Explaining how our federal government works to a primary school student can be a formidable task. Making it simple enough to be understandable yet also relevant to a child's life is challenging. The U.S. House of Representatives, one of four books in the "First Facts-Our Government" series, succeeds in meeting this challenge. Laid out like a mini-textbook, the book includes a table of contents, a hands-on exercise, glossary, bibliography, and index. Each two-page "chapter" is headed by a simple title and an easy-to-read explanation of five to six sentences accompanied by a full-page photo. Children are the frequent subject of the photos and the text. The book opens by describing Kids Voting USA, a law passed to help children learn about voting. A brief description of the Constitution, the bill-making process and who can become a U.S. Representative follows. The Representative's job, a typical day and their "boss," the Speaker of the House, are also described. Interesting "fun facts" are scattered throughout. The book also features the FactHound, an Internet site with a direct link for this book. When FactHound, "the fact-finding hound dog" fetches related web information, it links the student to several kid-friendly web sites offering additional information about the U.S. House of Representatives and the U.S. Government. Easy to read, colorful, interesting and informative, this is a government "textbook" that primary school students will enjoy using. 2004, Capstone Press, Ages 5 to 9.

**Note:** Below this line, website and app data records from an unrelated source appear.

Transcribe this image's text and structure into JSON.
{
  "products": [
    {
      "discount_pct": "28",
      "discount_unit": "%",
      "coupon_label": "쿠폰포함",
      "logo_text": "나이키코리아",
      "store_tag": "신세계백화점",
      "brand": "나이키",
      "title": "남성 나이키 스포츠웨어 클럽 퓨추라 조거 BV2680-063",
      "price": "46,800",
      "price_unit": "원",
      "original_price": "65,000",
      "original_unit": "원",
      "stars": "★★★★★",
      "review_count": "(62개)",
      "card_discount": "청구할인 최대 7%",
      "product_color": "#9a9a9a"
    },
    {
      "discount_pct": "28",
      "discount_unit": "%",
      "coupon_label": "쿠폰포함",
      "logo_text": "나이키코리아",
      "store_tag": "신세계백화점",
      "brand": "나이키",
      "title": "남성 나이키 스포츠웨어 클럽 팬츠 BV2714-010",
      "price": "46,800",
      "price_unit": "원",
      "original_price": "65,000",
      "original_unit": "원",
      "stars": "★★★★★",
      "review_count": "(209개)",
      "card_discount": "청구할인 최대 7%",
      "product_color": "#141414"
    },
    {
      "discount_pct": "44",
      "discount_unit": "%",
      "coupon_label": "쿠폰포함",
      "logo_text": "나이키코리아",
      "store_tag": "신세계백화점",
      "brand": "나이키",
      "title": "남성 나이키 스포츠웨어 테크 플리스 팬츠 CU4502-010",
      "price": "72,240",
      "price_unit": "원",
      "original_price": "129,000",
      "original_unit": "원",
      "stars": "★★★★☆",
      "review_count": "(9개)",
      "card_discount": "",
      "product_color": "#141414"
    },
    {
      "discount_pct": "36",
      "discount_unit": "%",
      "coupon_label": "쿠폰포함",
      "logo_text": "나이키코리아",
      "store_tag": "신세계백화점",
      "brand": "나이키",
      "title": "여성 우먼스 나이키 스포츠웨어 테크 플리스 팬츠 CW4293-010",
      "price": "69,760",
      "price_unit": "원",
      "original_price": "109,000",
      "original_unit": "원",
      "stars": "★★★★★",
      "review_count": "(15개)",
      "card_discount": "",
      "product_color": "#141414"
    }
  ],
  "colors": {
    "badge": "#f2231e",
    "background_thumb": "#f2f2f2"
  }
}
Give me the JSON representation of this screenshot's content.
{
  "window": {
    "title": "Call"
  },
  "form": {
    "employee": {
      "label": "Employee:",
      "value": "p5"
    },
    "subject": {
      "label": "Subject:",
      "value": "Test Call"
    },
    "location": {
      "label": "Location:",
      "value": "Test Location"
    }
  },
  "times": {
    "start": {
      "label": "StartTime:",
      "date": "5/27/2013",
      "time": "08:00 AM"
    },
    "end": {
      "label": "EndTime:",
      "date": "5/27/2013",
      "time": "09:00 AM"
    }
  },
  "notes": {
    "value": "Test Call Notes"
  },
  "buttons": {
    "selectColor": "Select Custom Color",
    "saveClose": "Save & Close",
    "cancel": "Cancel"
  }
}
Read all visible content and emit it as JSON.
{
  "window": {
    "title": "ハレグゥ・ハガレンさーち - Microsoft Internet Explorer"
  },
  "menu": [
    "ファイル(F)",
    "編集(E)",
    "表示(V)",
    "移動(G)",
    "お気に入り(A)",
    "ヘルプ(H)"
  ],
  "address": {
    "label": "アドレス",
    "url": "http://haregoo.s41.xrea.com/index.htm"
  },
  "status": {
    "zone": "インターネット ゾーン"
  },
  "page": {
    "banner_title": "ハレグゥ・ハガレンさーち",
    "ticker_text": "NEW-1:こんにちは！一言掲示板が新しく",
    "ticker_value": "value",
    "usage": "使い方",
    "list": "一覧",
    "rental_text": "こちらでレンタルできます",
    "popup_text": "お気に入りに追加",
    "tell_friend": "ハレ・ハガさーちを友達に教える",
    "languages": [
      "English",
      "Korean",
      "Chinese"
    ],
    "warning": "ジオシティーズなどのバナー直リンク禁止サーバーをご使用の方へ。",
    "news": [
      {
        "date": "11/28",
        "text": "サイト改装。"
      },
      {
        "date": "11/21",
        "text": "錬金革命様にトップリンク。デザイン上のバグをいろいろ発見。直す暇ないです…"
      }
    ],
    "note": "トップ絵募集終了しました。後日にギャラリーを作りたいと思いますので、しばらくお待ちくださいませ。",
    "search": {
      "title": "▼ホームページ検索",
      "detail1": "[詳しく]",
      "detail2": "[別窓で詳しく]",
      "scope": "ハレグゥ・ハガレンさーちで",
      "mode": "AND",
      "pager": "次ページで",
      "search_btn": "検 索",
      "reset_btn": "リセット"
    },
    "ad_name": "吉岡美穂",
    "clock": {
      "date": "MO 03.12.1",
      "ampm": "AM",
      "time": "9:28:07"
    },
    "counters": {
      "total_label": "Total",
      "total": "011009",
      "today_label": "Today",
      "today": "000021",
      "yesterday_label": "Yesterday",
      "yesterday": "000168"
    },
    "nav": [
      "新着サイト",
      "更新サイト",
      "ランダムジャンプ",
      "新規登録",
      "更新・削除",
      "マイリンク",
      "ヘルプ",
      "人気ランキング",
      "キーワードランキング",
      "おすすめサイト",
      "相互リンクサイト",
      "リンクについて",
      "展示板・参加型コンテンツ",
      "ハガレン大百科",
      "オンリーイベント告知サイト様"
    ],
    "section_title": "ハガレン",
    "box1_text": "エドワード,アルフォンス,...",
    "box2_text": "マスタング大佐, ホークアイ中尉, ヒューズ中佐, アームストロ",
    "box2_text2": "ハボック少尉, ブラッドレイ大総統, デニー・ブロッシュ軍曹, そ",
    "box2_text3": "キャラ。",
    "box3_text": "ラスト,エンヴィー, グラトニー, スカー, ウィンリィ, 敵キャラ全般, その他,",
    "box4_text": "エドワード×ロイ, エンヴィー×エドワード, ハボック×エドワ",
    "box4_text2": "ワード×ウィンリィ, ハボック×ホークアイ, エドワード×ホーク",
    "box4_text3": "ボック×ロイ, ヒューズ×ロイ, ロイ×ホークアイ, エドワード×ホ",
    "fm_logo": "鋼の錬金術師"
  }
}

Gr 2-4-The best that can be said for these books is that they have decent full-color photographs and additional facts and information at the back. While the writing overall is inconsistent, it is somewhat better in Presidency and Senate. House is quite clunky, and could be confusing for children trying to make sense of the ways of Washington. For example, before readers get to the section describing just what the House is, they read about a nonprofit organization called "Kids Voting USA." Readers are told that, through this group, children can vote for different national leaders and that 38 states of the Union are members. No further information is given on this group, but a glance at the "Kids Voting USA" Web site tells that actually 30 states are members. Only those who read Presidency will learn that citizens cannot vote in actual elections until they are 18. The difference between the House and Senate and their relationship are clearer in Senate. Presidency does a decent job of explaining the history, role, and routines of the president. Stick with the "True Books" (Children's) on Congress and the Presidency.-Jennifer England, The Berkeley Carroll School, Brooklyn, NY Copyright 2004 Reed Business Information.